» **Brief**: Down to the last line, reproduce the data below exactly.

» **Source material**:

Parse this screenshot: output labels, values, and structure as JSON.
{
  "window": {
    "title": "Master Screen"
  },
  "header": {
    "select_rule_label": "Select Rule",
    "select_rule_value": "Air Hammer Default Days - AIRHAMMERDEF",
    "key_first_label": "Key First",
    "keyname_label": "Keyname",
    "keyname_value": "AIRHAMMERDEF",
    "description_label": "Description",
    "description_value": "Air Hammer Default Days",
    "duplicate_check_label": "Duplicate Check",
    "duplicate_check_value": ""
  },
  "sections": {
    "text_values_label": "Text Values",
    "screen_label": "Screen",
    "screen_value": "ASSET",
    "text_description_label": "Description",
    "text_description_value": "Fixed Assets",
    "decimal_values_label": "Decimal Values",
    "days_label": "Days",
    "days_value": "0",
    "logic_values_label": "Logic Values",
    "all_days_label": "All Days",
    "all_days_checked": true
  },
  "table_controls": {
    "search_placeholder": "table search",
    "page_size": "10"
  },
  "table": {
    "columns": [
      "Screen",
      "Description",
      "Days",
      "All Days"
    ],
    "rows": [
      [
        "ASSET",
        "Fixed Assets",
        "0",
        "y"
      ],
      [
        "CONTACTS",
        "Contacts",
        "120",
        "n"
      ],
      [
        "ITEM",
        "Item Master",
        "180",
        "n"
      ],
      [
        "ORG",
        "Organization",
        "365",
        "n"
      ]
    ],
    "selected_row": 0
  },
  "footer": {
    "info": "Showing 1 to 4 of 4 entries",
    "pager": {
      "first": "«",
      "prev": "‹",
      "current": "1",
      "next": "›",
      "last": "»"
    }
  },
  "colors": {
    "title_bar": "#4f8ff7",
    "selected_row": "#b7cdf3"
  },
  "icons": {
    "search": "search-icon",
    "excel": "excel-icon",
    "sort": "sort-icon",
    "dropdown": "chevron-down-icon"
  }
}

» **Response area**:
Parse this screenshot: output labels, values, and structure as JSON.
{
  "window": {
    "title": "Master Screen"
  },
  "header": {
    "select_rule_label": "Select Rule",
    "select_rule_value": "Air Hammer Default Days - AIRHAMMERDEF",
    "key_first_label": "Key First",
    "keyname_label": "Keyname",
    "keyname_value": "AIRHAMMERDEF",
    "description_label": "Description",
    "description_value": "Air Hammer Default Days",
    "duplicate_check_label": "Duplicate Check",
    "duplicate_check_value": ""
  },
  "sections": {
    "text_values_label": "Text Values",
    "screen_label": "Screen",
    "screen_value": "ASSET",
    "text_description_label": "Description",
    "text_description_value": "Fixed Assets",
    "decimal_values_label": "Decimal Values",
    "days_label": "Days",
    "days_value": "0",
    "logic_values_label": "Logic Values",
    "all_days_label": "All Days",
    "all_days_checked": true
  },
  "table_controls": {
    "search_placeholder": "table search",
    "page_size": "10"
  },
  "table": {
    "columns": [
      "Screen",
      "Description",
      "Days",
      "All Days"
    ],
    "rows": [
      [
        "ASSET",
        "Fixed Assets",
        "0",
        "y"
      ],
      [
        "CONTACTS",
        "Contacts",
        "120",
        "n"
      ],
      [
        "ITEM",
        "Item Master",
        "180",
        "n"
      ],
      [
        "ORG",
        "Organization",
        "365",
        "n"
      ]
    ],
    "selected_row": 0
  },
  "footer": {
    "info": "Showing 1 to 4 of 4 entries",
    "pager": {
      "first": "«",
      "prev": "‹",
      "current": "1",
      "next": "›",
      "last": "»"
    }
  },
  "colors": {
    "title_bar": "#4f8ff7",
    "selected_row": "#b7cdf3"
  },
  "icons": {
    "search": "search-icon",
    "excel": "excel-icon",
    "sort": "sort-icon",
    "dropdown": "chevron-down-icon"
  }
}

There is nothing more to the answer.